After lobbying for an extension of the Caribbean Basin Trade Partnership Act (CBTPA) over the course of recent months, industry trade groups have been vindicated.
On Tuesday, the House approved the extension of the CBTPA—which has helped U.S. businesses facilitate trade within important partners like Haiti, located in the Caribbean Basin region—until Sept. 30, 2030. The legislation was originally set to expire on Sept. 30 of this year. A Senate aide familiar with the matter told Sourcing Journal Wednesday that the CBTPA is expected to pass with unanimous consent before that date.
The CBTPA has strengthened the trade partnership between the U.S. and Haiti in recent years, trade groups say, with American brands and companies patronizing the Caribbean country’s textile and apparel suppliers at a higher rate than ever before. The growth of the relationship has helped the U.S. in its mission to stave off dependence on China for these products and diversify into new markets.

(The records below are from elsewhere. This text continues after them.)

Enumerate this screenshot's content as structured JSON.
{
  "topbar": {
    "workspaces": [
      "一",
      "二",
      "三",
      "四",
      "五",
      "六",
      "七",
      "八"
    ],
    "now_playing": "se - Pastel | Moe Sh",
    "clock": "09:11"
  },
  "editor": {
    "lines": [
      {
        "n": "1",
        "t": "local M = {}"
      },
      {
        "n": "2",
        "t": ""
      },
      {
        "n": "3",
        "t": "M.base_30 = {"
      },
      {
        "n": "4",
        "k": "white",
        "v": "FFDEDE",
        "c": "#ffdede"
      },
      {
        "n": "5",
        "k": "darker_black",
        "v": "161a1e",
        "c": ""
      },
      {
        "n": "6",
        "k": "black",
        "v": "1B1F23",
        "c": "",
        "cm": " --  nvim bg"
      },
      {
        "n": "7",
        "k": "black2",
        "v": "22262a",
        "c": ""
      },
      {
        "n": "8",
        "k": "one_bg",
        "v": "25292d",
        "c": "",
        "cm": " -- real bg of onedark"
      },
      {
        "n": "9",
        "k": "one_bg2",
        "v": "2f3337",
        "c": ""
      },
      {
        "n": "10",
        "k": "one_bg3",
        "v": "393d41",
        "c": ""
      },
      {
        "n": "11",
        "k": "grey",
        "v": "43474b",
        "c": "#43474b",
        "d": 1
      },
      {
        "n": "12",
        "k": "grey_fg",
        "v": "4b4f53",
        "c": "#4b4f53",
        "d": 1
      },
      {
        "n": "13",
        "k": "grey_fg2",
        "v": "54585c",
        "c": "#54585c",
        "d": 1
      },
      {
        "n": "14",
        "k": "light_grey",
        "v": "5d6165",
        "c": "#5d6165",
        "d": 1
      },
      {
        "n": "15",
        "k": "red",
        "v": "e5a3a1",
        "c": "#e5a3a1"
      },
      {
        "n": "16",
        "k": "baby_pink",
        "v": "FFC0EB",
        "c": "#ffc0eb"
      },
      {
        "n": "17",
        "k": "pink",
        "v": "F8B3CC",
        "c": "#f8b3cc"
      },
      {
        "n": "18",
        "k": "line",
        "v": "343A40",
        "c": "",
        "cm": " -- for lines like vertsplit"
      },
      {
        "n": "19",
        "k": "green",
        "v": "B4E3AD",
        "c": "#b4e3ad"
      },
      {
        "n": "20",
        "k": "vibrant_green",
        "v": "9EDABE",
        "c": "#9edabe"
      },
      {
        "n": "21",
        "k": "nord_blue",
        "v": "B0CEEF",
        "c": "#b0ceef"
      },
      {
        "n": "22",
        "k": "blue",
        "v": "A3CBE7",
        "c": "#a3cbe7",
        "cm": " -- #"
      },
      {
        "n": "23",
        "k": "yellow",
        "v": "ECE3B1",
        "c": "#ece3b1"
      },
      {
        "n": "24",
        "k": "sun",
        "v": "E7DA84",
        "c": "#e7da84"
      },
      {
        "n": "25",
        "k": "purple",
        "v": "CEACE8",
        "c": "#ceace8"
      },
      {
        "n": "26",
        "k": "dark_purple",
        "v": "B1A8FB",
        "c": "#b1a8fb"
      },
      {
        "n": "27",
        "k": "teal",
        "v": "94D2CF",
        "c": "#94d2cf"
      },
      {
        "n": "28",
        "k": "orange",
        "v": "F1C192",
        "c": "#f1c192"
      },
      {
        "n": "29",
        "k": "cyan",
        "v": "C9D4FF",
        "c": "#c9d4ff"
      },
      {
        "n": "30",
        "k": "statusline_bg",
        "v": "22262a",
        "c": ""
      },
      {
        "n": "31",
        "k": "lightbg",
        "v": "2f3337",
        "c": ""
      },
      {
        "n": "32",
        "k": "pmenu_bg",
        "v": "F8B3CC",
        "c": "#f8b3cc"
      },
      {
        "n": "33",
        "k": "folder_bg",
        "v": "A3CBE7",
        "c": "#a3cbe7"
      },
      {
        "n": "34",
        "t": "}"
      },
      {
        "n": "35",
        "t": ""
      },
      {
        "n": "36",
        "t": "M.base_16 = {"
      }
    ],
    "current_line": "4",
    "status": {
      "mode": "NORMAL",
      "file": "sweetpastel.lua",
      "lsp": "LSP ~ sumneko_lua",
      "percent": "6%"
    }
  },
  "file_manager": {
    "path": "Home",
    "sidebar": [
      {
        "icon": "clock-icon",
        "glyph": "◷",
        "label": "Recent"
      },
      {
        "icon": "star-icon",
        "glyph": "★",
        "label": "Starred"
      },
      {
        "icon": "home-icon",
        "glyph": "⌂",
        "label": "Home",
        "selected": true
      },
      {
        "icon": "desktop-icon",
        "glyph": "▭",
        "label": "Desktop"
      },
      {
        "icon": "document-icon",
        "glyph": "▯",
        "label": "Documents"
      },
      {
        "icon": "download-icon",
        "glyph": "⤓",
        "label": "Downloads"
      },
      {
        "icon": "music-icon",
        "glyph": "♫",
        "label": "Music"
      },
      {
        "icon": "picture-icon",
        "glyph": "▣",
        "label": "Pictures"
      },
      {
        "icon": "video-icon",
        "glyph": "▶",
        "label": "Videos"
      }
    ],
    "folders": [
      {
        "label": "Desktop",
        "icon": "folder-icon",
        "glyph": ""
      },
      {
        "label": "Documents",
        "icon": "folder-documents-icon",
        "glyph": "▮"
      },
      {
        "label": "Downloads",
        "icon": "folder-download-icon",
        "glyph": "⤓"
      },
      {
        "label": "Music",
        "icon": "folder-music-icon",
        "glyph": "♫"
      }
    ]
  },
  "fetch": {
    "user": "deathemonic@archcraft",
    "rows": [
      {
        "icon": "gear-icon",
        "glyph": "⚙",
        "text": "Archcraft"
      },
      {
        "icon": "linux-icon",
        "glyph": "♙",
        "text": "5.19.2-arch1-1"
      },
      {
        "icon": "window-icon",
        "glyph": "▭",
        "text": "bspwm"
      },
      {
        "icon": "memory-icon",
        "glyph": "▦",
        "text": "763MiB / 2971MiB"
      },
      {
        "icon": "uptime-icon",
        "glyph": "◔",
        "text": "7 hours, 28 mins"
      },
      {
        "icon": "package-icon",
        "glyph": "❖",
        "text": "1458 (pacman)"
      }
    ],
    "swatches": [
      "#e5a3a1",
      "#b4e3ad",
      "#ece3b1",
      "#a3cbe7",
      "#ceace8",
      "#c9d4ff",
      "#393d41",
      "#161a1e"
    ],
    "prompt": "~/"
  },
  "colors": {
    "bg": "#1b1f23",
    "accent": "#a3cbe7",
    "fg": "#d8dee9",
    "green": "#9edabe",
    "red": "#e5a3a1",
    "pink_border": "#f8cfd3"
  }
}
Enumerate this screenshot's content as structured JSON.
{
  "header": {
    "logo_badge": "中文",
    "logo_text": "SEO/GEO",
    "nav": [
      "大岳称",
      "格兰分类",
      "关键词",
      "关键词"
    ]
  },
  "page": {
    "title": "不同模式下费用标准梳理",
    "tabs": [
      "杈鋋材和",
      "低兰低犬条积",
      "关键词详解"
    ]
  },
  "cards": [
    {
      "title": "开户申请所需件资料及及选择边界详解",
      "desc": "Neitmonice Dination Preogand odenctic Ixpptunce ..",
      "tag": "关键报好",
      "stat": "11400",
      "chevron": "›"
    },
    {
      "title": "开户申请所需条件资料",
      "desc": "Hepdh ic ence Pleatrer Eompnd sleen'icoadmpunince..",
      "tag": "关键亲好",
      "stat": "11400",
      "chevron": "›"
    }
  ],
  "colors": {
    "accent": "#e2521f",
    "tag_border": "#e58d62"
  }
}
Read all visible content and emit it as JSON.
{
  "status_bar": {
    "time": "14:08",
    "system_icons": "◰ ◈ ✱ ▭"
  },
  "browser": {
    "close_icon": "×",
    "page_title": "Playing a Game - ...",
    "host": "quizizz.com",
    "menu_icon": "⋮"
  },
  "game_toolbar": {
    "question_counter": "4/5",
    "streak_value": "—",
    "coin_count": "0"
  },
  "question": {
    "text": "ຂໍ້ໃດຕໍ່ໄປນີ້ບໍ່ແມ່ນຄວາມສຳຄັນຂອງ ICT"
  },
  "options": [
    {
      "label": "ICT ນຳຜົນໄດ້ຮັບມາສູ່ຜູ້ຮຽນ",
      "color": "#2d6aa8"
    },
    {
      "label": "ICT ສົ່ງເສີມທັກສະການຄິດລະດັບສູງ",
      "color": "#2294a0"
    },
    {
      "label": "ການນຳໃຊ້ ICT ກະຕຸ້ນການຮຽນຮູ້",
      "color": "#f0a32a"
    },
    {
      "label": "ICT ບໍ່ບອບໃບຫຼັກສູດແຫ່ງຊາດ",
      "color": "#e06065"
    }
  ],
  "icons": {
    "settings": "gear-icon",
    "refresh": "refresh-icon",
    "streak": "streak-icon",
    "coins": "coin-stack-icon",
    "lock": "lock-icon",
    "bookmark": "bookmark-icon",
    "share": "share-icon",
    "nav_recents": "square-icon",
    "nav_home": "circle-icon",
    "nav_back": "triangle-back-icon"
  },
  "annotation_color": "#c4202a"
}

In 2019, all of the imports of textiles and apparel under CBTPA were sourced from Haiti.
American Apparel & Footwear Association (AAFA) president and CEO Steve Lamar heralded the House’s passage of the legislation that would extend the CBTPA as a victory for the industry, saying that the program also helps support U.S.-based textile jobs because of the requirement that apparel imports to the U.S. market include stateside-manufactured yarns and fabrics.
Lamar offered thanks to Rep. Terri Sewell (D-Ala.) and Rep. Brad Wenstrup (R-Ohio) for their leadership on the issue, as well as House Ways and Means Committee chairman Richard E. Neal (D-Mass.) and Ways and Means Trade Subcommittee Chairman Earl Blumenauer (D-Ore.) and their colleagues for their support.
“We now urge the Senate to quickly take up and pass this measure before it expires eight days from today, and for President Trump to sign it into law,” he added. “At a time of considerable uncertainty, it is reassuring to see Congress approve a 10-year renewal of the CBTPA to foster predictable and stable trade with Haiti.”
In August, the AAFA joined forces with industry trade groups like the Footwear Distributors and Retailers of America (FDRA), the National Retail Federation (NRF), the Council of Fashion Designers of America (CFDA), the Accessories Council and the Outdoor Industry Association (OIA), co-signing a letter to the United States Trade Representative, Robert Lighthizer, urging the CBTPA’s renewal.
“Overall, CBTPA is structured in a fashion that reasonably balances the interests of U.S. textile manufacturers with those of textile and apparel manufacturers in the region,” the signatories wrote at the time.
The National Council of Textile Organizations (NCTO) and National Cotton Council (NCC) voiced their own support of the legislation’s renewal in a letter sent earlier this month to the chairs and ranking members of two key congressional committees. Both organizations said that U.S. textile and cotton suppliers had seen significant gains from the facilitation of partnership with the Caribbean Basin region, which has been established as an export market for U.S. cotton, yarns and other materials.